Develop agricultural practices to protect the environment and to promote the use of ecological theory to favor “eco-friendly” ways to produce agricultural commodities. The AE research agenda embrace social, economic and political sciences while partly spreading from the field to the food system. The AE paradigm progressively led to the inclusion of food security at the global level as an objective.
Sustainability, Food system, Food security
Saj, S., Torquebiau, E., Hainzelin, E., Pages, J., Maraux, F. 2017. The way forward: an agroecological perspective for Climate-Smart Agriculture. Agriculture, Ecosystems & Environment, 250, 20-24.
“Agroecology is an alternative models for developing agriculture. The model is based on each farm being an integrated ecosystem, in which crops, plants and animals interact to create favourable conditions for cultivation. This alternative is knowledge-intensive, requiring farmers to have a lot of knowledge about the functioning of various components in the ecological system, as well as an ability to create synergies between plants, insects, crops and soil fertility. The model also rests on traditional farming methods.
Agroecology is a real alternative to conventional agricultural production, and a model that safeguards both the climate and social development. However, it requires civil society to push for change from the bottom up, and for markets worldwide to transition to supporting alternative ways of farming the land.”
Ecological interactions, Farmer-centered model, Disruption of power relations
Lund University. 2018. Agroecology: A better alternative in Sub-Saharan Africa. Science Daily, 4 May 2018.
Pimbert & Moeller
Agroecology as the mode of agricultural development which can “raise [agricultural] production where it needs most to be raised (i.e., in poor, food-deficit countries), while at the same time improving the livelihoods of smallholder farmers and preserving ecosystems”. Agroecology is a science, a policy framework, a development methodology, a set of agricultural practices, and a social movement. As a science, agroecology is the application of ecological science to the study, design and management of sustainable agroecosystems. As a policy framework and a development methodology, it facilitates applying the scientific findings to projects “on the ground”. As a set of agricultural practices, agroecology enhances farming systems by imitating and replicating natural processes, with a view to creating beneficial biological interactions, complementarities, and synergies among the different constituent parts of the agroecosystem. As a social movement, agroecology promotes viable alternatives to the dominant agro-food regime.
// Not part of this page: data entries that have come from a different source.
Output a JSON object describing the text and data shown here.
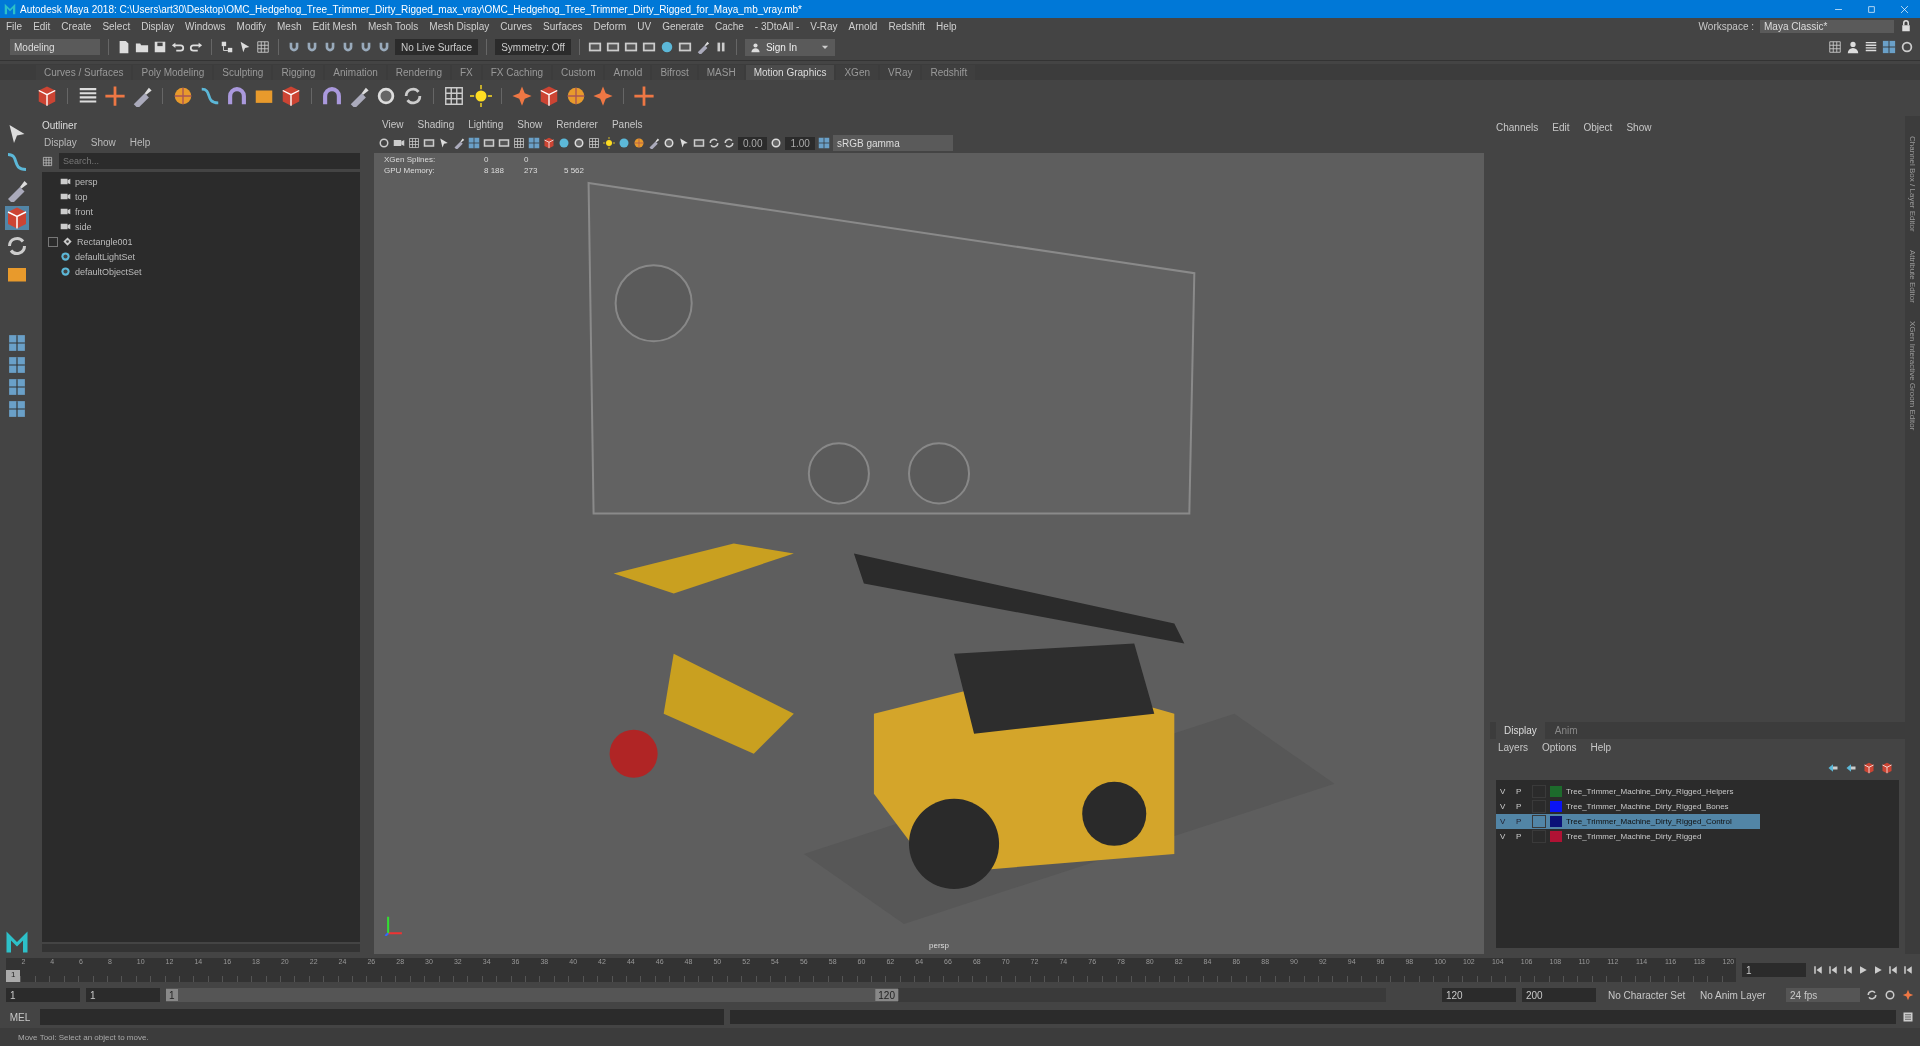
{
  "title_bar": {
    "title": "Autodesk Maya 2018: C:\\Users\\art30\\Desktop\\OMC_Hedgehog_Tree_Trimmer_Dirty_Rigged_max_vray\\OMC_Hedgehog_Tree_Trimmer_Dirty_Rigged_for_Maya_mb_vray.mb*"
  },
  "menu_bar": [
    "File",
    "Edit",
    "Create",
    "Select",
    "Display",
    "Windows",
    "Modify",
    "Mesh",
    "Edit Mesh",
    "Mesh Tools",
    "Mesh Display",
    "Curves",
    "Surfaces",
    "Deform",
    "UV",
    "Generate",
    "Cache",
    "- 3DtoAll -",
    "V-Ray",
    "Arnold",
    "Redshift",
    "Help"
  ],
  "workspace": {
    "label": "Workspace :",
    "value": "Maya Classic*"
  },
  "status_line": {
    "mode": "Modeling",
    "live_surface": "No Live Surface",
    "symmetry": "Symmetry: Off",
    "sign_in": "Sign In"
  },
  "shelf_tabs": [
    {
      "label": "Curves / Surfaces",
      "selected": false
    },
    {
      "label": "Poly Modeling",
      "selected": false
    },
    {
      "label": "Sculpting",
      "selected": false
    },
    {
      "label": "Rigging",
      "selected": false
    },
    {
      "label": "Animation",
      "selected": false
    },
    {
      "label": "Rendering",
      "selected": false
    },
    {
      "label": "FX",
      "selected": false
    },
    {
      "label": "FX Caching",
      "selected": false
    },
    {
      "label": "Custom",
      "selected": false
    },
    {
      "label": "Arnold",
      "selected": false
    },
    {
      "label": "Bifrost",
      "selected": false
    },
    {
      "label": "MASH",
      "selected": false
    },
    {
      "label": "Motion Graphics",
      "selected": true
    },
    {
      "label": "XGen",
      "selected": false
    },
    {
      "label": "VRay",
      "selected": false
    },
    {
      "label": "Redshift",
      "selected": false
    }
  ],
  "toolbox": [
    {
      "kind": "select",
      "selected": false
    },
    {
      "kind": "lasso",
      "selected": false
    },
    {
      "kind": "paint",
      "selected": false
    },
    {
      "kind": "move",
      "selected": true
    },
    {
      "kind": "rotate",
      "selected": false
    },
    {
      "kind": "scale",
      "selected": false
    }
  ],
  "outliner": {
    "title": "Outliner",
    "menus": [
      "Display",
      "Show",
      "Help"
    ],
    "search": {
      "placeholder": "Search..."
    },
    "items": [
      {
        "kind": "camera",
        "label": "persp"
      },
      {
        "kind": "camera",
        "label": "top"
      },
      {
        "kind": "camera",
        "label": "front"
      },
      {
        "kind": "camera",
        "label": "side"
      },
      {
        "kind": "group",
        "label": "Rectangle001"
      },
      {
        "kind": "set",
        "label": "defaultLightSet"
      },
      {
        "kind": "set",
        "label": "defaultObjectSet"
      }
    ]
  },
  "viewport": {
    "menus": [
      "View",
      "Shading",
      "Lighting",
      "Show",
      "Renderer",
      "Panels"
    ],
    "exposure": "0.00",
    "gamma": "1.00",
    "color_space": "sRGB gamma",
    "hud": [
      {
        "label": "XGen Splines:",
        "values": [
          "0",
          "0"
        ]
      },
      {
        "label": "GPU Memory:",
        "values": [
          "8 188",
          "273",
          "5 562"
        ]
      }
    ],
    "camera": "persp"
  },
  "channel_box": {
    "menus": [
      "Channels",
      "Edit",
      "Object",
      "Show"
    ]
  },
  "layer_editor": {
    "tabs": [
      {
        "label": "Display",
        "selected": true
      },
      {
        "label": "Anim",
        "selected": false
      }
    ],
    "menus": [
      "Layers",
      "Options",
      "Help"
    ],
    "layers": [
      {
        "visible": "V",
        "playback": "P",
        "name": "Tree_Trimmer_Machine_Dirty_Rigged_Helpers",
        "color": "#1d6b2c",
        "selected": false
      },
      {
        "visible": "V",
        "playback": "P",
        "name": "Tree_Trimmer_Machine_Dirty_Rigged_Bones",
        "color": "#0a14f5",
        "selected": false
      },
      {
        "visible": "V",
        "playback": "P",
        "name": "Tree_Trimmer_Machine_Dirty_Rigged_Control",
        "color": "#0b1177",
        "selected": true
      },
      {
        "visible": "V",
        "playback": "P",
        "name": "Tree_Trimmer_Machine_Dirty_Rigged",
        "color": "#b01234",
        "selected": false
      }
    ]
  },
  "side_tabs": [
    "Channel Box / Layer Editor",
    "Attribute Editor",
    "XGen Interactive Groom Editor"
  ],
  "timeline": {
    "current": "1",
    "ticks": [
      "2",
      "4",
      "6",
      "8",
      "10",
      "12",
      "14",
      "16",
      "18",
      "20",
      "22",
      "24",
      "26",
      "28",
      "30",
      "32",
      "34",
      "36",
      "38",
      "40",
      "42",
      "44",
      "46",
      "48",
      "50",
      "52",
      "54",
      "56",
      "58",
      "60",
      "62",
      "64",
      "66",
      "68",
      "70",
      "72",
      "74",
      "76",
      "78",
      "80",
      "82",
      "84",
      "86",
      "88",
      "90",
      "92",
      "94",
      "96",
      "98",
      "100",
      "102",
      "104",
      "106",
      "108",
      "110",
      "112",
      "114",
      "116",
      "118",
      "120"
    ],
    "frame": "1",
    "level": 0
  },
  "range": {
    "start": "1",
    "playback_start": "1",
    "slider_start": "1",
    "slider_end": "120",
    "playback_end": "120",
    "end": "200",
    "level": 0.6,
    "character_set": "No Character Set",
    "anim_layer": "No Anim Layer",
    "fps": "24 fps"
  },
  "command_line": {
    "language": "MEL"
  },
  "help_line": "Move Tool: Select an object to move."
}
Sustainability, End of poverty, Farmer-centered model, Disruption of power relations
Pimbert, M., & Moeller, N. 2018. Absent Agroecology Aid: On UK Agricultural Development Assistance Since 2010. Sustainability, 102 (505).
GIRAF – FNRS
Agroecology is not defined exclusively by scientific disciplines, social movements, or practices. It is called upon to become a concept that federates these three dimensions. As an interdisciplinary scientific approach, agroecology has a critical role: It challenges the industrial food system as well as the dominant agricultural model based on the intensive use of inputs that are external to the agroecosystem. As a social movement, agroecology belongs to the vein of social criticism of the effects of the modernization of the world’s farming system and the exploration of another pathway based above all on the search for independent decision-making and the sparing use of resources.
Food system, Disruption of power relations
THN – SOCLA
Agroecology is not a neutral science, it is tied to the concept of food sovereignty advanced by international peasants’ movement. It aims to make farmers autonomous and self sufficient, i.e., to allow people to define their own models of development. For peasants and family farmers and their movements, agroecology helps build autonomy from unfavourable markets and policies, and helps them restore degraded soils and the productive capacity of their farms and communities.
Rights and justice, Farmer-centered model, Disruption of power relations
THN and SOCLA. 2015. Agroecology: key concepts, principles and practices. Third World Network and SOCLA. Malaysia